The most humorous part of the evening was a tirade against The Davinci Code, lambasting Dan Brown for the many errors in the text and his plot construction. Some of those errors, of a factual or literary sense, were the manner in which the supposedly best code-breaker in France couldn't figure out the writing was done to be read in a mirror and how she couldn't figure out the anagram code scrawled in blood on the floor of the Louvre. What he also found nonsensical was the manner in which a dying man would write a code in blood on the floor, the desire of anyone in their death throes no doubt. There were a good many other errors and falsehoods (but it is fiction, despite the headnote to the accuracy of much of the information) such as the supposed headquarters of Opus Dei being a Jewish girls college. In short, he described it as crap. I didn't think much of it myself, thinking a mediocre mystery, but I don't real a lot of mysteries. The most damning bit of information he passed along was that the whole "God's Blood" from the rearranged "holy grail" is something that only works in romance langauges, not aramaic and the other languages of the time of Christ. Not that I care much one way or the other about The Davinci Code, but it was an intersting rant.
The first of those essays will take that issue, find an onlilne video/ad and a print based document and examine how the two texts tackle the particular issue. The second essay will be a more formal argument, taking an issue and arguing some element of it, backing that up with a bit of research. This is a variation on classes I've taught in the past. It will be interesting to see which issues the students latch on to. I always like it when iedeas and thoughts come together in my mind when I am reading.
Postman makes a number of interesting claims, that I don't necessarily agree with, in the last three chapters (really only two as the final chapter is a something of an appeal, as seen in the title "A Huxleyan Warning." That claim is basically that of the book's title, that we are being duped by amusement and don't even know it when it comes to political, educational, religious and other social discourse. In a number of ways I can't help but agree.
Where I don't agree is when it comes to his, admittedly 20 year old, analysis of computers in the classroom, where he claims we are in danger of doing the same thing there as we did with television. He writes:
"Although I believe the computer to be a vastly overrated technology, I mention it here because, clearly, Americans have accorded it their customary mindless inattention; which means they will use it as they are told, without a whimper. Thus, a central thesis of computer technology--that the principal difficulty we havein solving problems stems from insufficient data--will go unexamined.

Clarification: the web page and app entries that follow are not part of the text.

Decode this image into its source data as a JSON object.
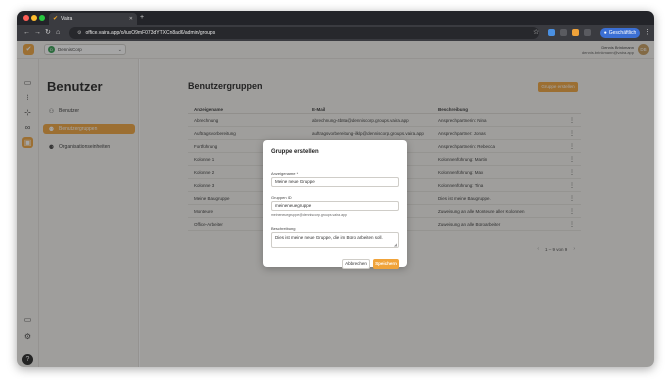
{
  "browser": {
    "tab_title": "Vaira",
    "tab_favicon": "vaira-check-icon",
    "url": "office.vaira.app/o/iuxO9mF073dYTXCn8ad6/admin/groups",
    "profile_label": "Geschäftlich"
  },
  "header": {
    "org_initial": "D",
    "org_name": "DennisCorp",
    "user_name": "Dennis Brinkmann",
    "user_email": "dennis.brinkmann@vaira.app",
    "user_initials": "DB"
  },
  "sidebar": {
    "title": "Benutzer",
    "items": [
      {
        "label": "Benutzer",
        "icon": "person-icon"
      },
      {
        "label": "Benutzergruppen",
        "icon": "group-icon"
      },
      {
        "label": "Organisationseinheiten",
        "icon": "org-units-icon"
      }
    ]
  },
  "main": {
    "title": "Benutzergruppen",
    "create_button": "Gruppe erstellen",
    "columns": [
      "Anzeigename",
      "E-Mail",
      "Beschreibung"
    ],
    "rows": [
      {
        "name": "Abrechnung",
        "email": "abrechnung-4b8a@denniscorp.groups.vaira.app",
        "desc": "Ansprechpartnerin: Nina"
      },
      {
        "name": "Auftragsvorbereitung",
        "email": "auftragsvorbereitung-ilklp@denniscorp.groups.vaira.app",
        "desc": "Ansprechpartner: Jonas"
      },
      {
        "name": "Fortführung",
        "email": "fortfuhrung-8lbs@denniscorp.groups.vaira.app",
        "desc": "Ansprechpartnerin: Rebecca"
      },
      {
        "name": "Kolonne 1",
        "email": "",
        "desc": "Kolonnenführung: Martin"
      },
      {
        "name": "Kolonne 2",
        "email": "",
        "desc": "Kolonnenführung: Max"
      },
      {
        "name": "Kolonne 3",
        "email": "",
        "desc": "Kolonnenführung: Tina"
      },
      {
        "name": "Meine Baugruppe",
        "email": "",
        "desc": "Dies ist meine Baugruppe."
      },
      {
        "name": "Monteure",
        "email": "",
        "desc": "Zuweisung an alle Monteure aller Kolonnen"
      },
      {
        "name": "Office-Arbeiter",
        "email": "",
        "desc": "Zuweisung an alle Büroarbeiter"
      }
    ],
    "pagination": "1 – 9 von 9"
  },
  "modal": {
    "title": "Gruppe erstellen",
    "name_label": "Anzeigename *",
    "name_value": "Meine neue Gruppe",
    "id_label": "Gruppen ID",
    "id_value": "meineneuegruppe",
    "id_help": "meineneuegruppe@denniscorp.groups.vaira.app",
    "desc_label": "Beschreibung",
    "desc_value": "Dies ist meine neue Gruppe, die im Büro arbeiten soll.",
    "cancel_label": "Abbrechen",
    "save_label": "Speichern"
  },
  "colors": {
    "accent": "#f0a33a",
    "background": "#f4f3f0"
  }
}
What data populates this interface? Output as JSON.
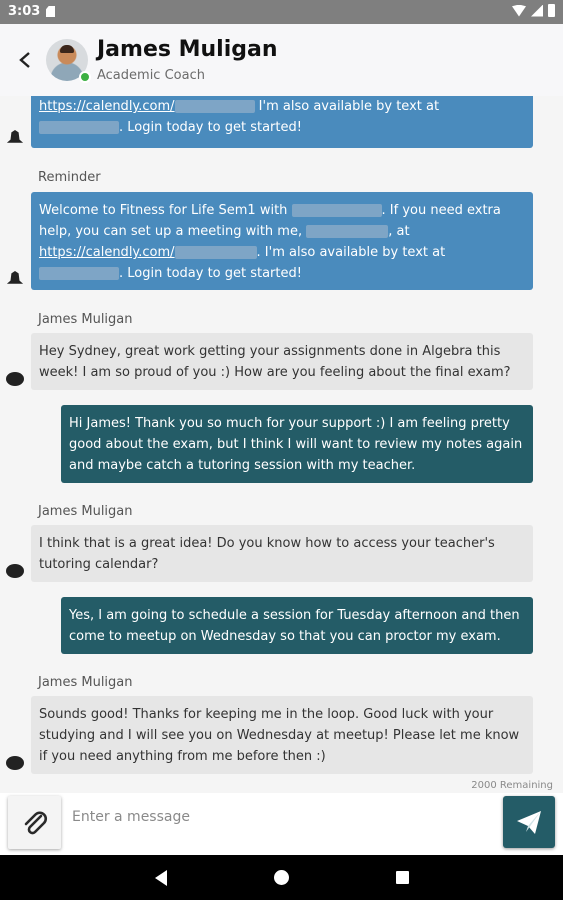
{
  "status_bar": {
    "time": "3:03"
  },
  "header": {
    "name": "James Muligan",
    "role": "Academic Coach"
  },
  "messages": [
    {
      "kind": "reminder",
      "line1_link": "https://calendly.com/",
      "line1_text": " I'm also available by text at",
      "line2_text": ". Login today to get started!"
    },
    {
      "kind": "reminder",
      "sender": "Reminder",
      "line1_pre": "Welcome to Fitness for Life Sem1 with ",
      "line1_post": ". If you need extra",
      "line2_pre": "help, you can set up a meeting with me, ",
      "line2_post": ", at",
      "line3_link": "https://calendly.com/",
      "line3_post": ". I'm also available by text at",
      "line4_post": ". Login today to get started!"
    },
    {
      "kind": "incoming",
      "sender": "James Muligan",
      "text": "Hey Sydney, great work getting your assignments done in Algebra this week! I am so proud of you :) How are you feeling about the final exam?"
    },
    {
      "kind": "outgoing",
      "text": "Hi James! Thank you so much for your support :) I am feeling pretty good about the exam, but I think I will want to review my notes again and maybe catch a tutoring session with my teacher."
    },
    {
      "kind": "incoming",
      "sender": "James Muligan",
      "text": "I think that is a great idea! Do you know how to access your teacher's tutoring calendar?"
    },
    {
      "kind": "outgoing",
      "text": "Yes, I am going to schedule a session for Tuesday afternoon and then come to meetup on Wednesday so that you can proctor my exam."
    },
    {
      "kind": "incoming",
      "sender": "James Muligan",
      "text": "Sounds good! Thanks for keeping me in the loop. Good luck with your studying and I will see you on Wednesday at meetup! Please let me know if you need anything from me before then :)"
    }
  ],
  "composer": {
    "remaining": "2000 Remaining",
    "placeholder": "Enter a message"
  },
  "icons": {
    "back": "chevron-left-icon",
    "attach": "paperclip-icon",
    "send": "send-icon",
    "reminder": "bell-icon",
    "message": "chat-bubble-icon"
  },
  "colors": {
    "reminder_bubble": "#4a8bbd",
    "incoming_bubble": "#e6e6e6",
    "outgoing_bubble": "#245c67",
    "send_button": "#245c67",
    "online": "#3cb043"
  }
}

Until, years from now, when it will be noticed that the massive collection and speed-of-light retrieval of data have been of great value to large scale organizations but have solved very little of importance to most people and have created at least as many problems for them as they may have solved. (161)
What struck me were the folks lined up against Grockster and file sharing: Sheryl Crow (if not for Lance Armstrong, I don't think she'd be as much in the limelight. Her music is a bit too poppy for me, but I listen on occasion), the Dixie Chicks, and Don Henley, late of the Eagles. I won't bother providing links to them, as they don't like file sharing and they probably don't have any files at their site you might want to download.
On the other side of the table were Brian Eno, Heart (I have to admit, growing up in Seattle when they were hot gave me some silly sort of civic pride, plus "Crazy on You" rocked in its day), and Chuck D of Public Enemy. I didn't find any free downloads at these sites, only some samples. What I did notice with Eno and Public Enemy is that they are hawking their own wares, seeming not to rely so much on record labels to do so for them. Certainly the RIAA isn't representing the likes of these folks because they don't make industry executives any money. It would seem those executives are also concerned with their gravy train being derailed. I guess I might be too if I were them, but I'm not them.
As I said, I'm still reading Postman. I finished the first section and while he is focusing on television, and writing in the mid-1980's, I can tie much of his argument, or at least I try, to the internet and blogging. I don't know how much I'll write, but there are a number of passages in the text (Penguin: New York, 1985) that are compelling.
In the first two chapters, which is all I have read, Postman says some interesting things, things that lead me to question what I do.
But what am I going to blog on or about? Well, blogging for one, but I really don't know just what specifically. I'll also, in response to Doug Hesse's challenge in his keynote at CCCC, to take my thoughts on teaching and the teaching of writing public.